The Washington Supreme Court is the highest court in the judiciary of the state of Washington. Nine justices serve on the bench, and are elected at large.

State Tree:
Western Hemlock
State Bird:
Willow Goldfinch
State Flower:
Pink Rhododendron
   Economy    Washington Top of Page
Economy - overview:
The 2004 total gross state product for Washington was $262 billion, placing it 14th in the nation. The per capita income was $33,332.

Significant business within the state include the design and manufacture of jet aircraft (Boeing), computer software development (Microsoft,, Nintendo of America), electronics, biotechnology, aluminum production, lumber and wood products, mining, and tourism.

The state has significant amounts of hydroelectric power generation.

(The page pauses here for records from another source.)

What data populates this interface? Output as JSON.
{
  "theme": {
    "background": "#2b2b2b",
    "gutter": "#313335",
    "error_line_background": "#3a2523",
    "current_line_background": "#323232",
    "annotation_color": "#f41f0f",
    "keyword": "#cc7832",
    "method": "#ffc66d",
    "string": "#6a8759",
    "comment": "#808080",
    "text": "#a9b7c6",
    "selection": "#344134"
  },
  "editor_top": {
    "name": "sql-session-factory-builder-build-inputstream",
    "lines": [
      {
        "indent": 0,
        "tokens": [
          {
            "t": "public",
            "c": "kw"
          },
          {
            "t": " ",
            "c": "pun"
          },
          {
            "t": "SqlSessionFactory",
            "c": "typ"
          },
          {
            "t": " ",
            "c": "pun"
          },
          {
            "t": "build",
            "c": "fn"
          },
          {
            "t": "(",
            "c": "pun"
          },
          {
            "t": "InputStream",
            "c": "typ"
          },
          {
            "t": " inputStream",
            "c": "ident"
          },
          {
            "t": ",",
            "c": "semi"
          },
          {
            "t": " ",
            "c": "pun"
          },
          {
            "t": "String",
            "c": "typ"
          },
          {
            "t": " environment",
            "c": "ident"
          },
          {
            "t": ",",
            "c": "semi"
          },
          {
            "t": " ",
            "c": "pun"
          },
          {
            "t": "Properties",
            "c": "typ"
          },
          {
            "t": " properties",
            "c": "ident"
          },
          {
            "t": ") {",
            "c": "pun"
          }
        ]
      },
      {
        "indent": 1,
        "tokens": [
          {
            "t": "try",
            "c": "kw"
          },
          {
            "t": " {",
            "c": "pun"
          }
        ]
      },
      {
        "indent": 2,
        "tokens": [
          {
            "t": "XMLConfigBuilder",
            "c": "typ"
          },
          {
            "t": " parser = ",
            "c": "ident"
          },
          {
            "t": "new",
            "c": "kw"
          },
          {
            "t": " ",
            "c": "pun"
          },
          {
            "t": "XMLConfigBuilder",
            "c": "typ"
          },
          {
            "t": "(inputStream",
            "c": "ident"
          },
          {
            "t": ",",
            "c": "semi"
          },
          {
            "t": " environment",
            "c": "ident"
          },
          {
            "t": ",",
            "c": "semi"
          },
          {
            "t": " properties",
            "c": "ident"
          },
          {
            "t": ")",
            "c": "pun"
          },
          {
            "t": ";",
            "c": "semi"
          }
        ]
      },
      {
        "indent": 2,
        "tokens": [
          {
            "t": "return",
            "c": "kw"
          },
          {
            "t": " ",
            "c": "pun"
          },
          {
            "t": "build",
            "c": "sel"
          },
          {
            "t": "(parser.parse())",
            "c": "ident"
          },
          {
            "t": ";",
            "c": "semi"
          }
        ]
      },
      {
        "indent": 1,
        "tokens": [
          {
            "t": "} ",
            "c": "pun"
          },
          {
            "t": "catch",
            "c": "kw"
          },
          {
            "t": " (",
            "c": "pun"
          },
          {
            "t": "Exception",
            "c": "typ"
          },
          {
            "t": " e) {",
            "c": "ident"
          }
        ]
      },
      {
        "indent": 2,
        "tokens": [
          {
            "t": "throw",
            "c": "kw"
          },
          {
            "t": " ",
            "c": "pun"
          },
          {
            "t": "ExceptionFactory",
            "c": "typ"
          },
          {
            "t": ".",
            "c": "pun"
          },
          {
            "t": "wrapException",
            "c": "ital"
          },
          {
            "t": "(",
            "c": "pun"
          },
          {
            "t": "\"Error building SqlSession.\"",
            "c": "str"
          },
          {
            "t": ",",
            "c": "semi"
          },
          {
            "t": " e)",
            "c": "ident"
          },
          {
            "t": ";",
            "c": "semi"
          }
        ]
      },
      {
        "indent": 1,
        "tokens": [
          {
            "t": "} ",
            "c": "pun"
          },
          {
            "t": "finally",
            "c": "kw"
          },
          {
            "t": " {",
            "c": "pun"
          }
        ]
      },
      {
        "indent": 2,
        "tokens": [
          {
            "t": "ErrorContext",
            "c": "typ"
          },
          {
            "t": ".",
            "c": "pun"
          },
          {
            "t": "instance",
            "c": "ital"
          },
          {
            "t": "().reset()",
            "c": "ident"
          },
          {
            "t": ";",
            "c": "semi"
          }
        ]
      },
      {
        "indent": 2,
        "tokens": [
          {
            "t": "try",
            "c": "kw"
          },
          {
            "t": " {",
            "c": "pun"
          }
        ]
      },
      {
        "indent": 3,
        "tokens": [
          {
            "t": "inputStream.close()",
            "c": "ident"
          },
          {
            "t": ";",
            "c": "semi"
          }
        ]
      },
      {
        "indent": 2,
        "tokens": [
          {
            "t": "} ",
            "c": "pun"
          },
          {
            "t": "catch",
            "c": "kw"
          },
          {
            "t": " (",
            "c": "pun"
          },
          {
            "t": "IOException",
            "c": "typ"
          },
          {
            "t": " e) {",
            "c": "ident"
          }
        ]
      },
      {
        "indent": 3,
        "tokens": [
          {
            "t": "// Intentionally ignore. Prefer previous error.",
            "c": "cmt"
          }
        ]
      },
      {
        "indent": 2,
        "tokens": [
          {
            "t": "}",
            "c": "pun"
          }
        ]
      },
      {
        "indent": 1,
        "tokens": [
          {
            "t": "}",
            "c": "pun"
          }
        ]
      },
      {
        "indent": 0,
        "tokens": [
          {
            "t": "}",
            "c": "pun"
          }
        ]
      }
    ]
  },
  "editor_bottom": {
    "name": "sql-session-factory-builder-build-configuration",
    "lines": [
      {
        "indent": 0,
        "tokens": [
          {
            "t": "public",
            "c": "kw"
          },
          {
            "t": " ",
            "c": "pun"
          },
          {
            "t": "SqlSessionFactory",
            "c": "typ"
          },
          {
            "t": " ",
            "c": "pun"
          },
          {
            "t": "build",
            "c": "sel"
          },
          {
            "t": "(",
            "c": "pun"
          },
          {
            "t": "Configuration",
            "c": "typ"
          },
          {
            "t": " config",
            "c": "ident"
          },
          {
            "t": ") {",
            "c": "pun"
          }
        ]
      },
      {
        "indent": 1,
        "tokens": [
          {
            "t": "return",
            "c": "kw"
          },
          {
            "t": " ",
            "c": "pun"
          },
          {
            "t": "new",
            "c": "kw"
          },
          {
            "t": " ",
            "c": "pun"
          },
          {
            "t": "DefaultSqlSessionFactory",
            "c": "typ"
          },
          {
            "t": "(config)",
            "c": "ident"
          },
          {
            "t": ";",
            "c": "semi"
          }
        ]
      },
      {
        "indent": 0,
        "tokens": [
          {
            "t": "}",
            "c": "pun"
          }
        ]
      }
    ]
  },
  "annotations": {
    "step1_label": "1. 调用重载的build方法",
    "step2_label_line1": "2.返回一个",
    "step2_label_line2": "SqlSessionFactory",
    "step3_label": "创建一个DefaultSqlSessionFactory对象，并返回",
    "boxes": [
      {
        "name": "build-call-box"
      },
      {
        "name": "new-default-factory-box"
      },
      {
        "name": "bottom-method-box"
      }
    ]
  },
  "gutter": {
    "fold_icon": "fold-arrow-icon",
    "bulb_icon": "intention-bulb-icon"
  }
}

Significant amounts of trade with Asia pass through the ports of the Puget Sound. See list of United States companies by state. The state of Washington is one of only seven states that does not levy a personal income tax. Neither does the state collect a corporate income tax. However, Washington businesses are responsible for various other state levies. Washington's state sales tax is 6.5 percent, and it applies to services as well as products.[1] Most foods are exempt from sales tax; however, prepared foods, dietary supplements and soft drinks remain taxable. The combined state and local retail sales tax rates increase the taxes paid by consumers, depending on the variable local sales tax rates, generally between 8 and 9 percent[2]. An excise tax applies to certain select products such as gasoline, cigarettes, and alcoholic beverages. Property tax was the first tax levied in the state of Washington and its collection accounts for about 30 percent of Washington's total state and local revenue. It continues to be the most important revenue source for public schools, fire protection, library, park and recreation, and other special purpose districts.

Bill Gates (worth $53 billion) is the best known billionaire from the state, and wealthiest man in the world. Other Washington state billionaires Paul Allen, (Microsoft), Steve Ballmer (Microsoft), Jeffrey Bezos (Amazon), Craig McCaw (McCaw Cellular), James Jannard (Oakley), John Edson (leisure craft), Howard Schultz (Starbucks) and Charles Simonyi (Microsoft).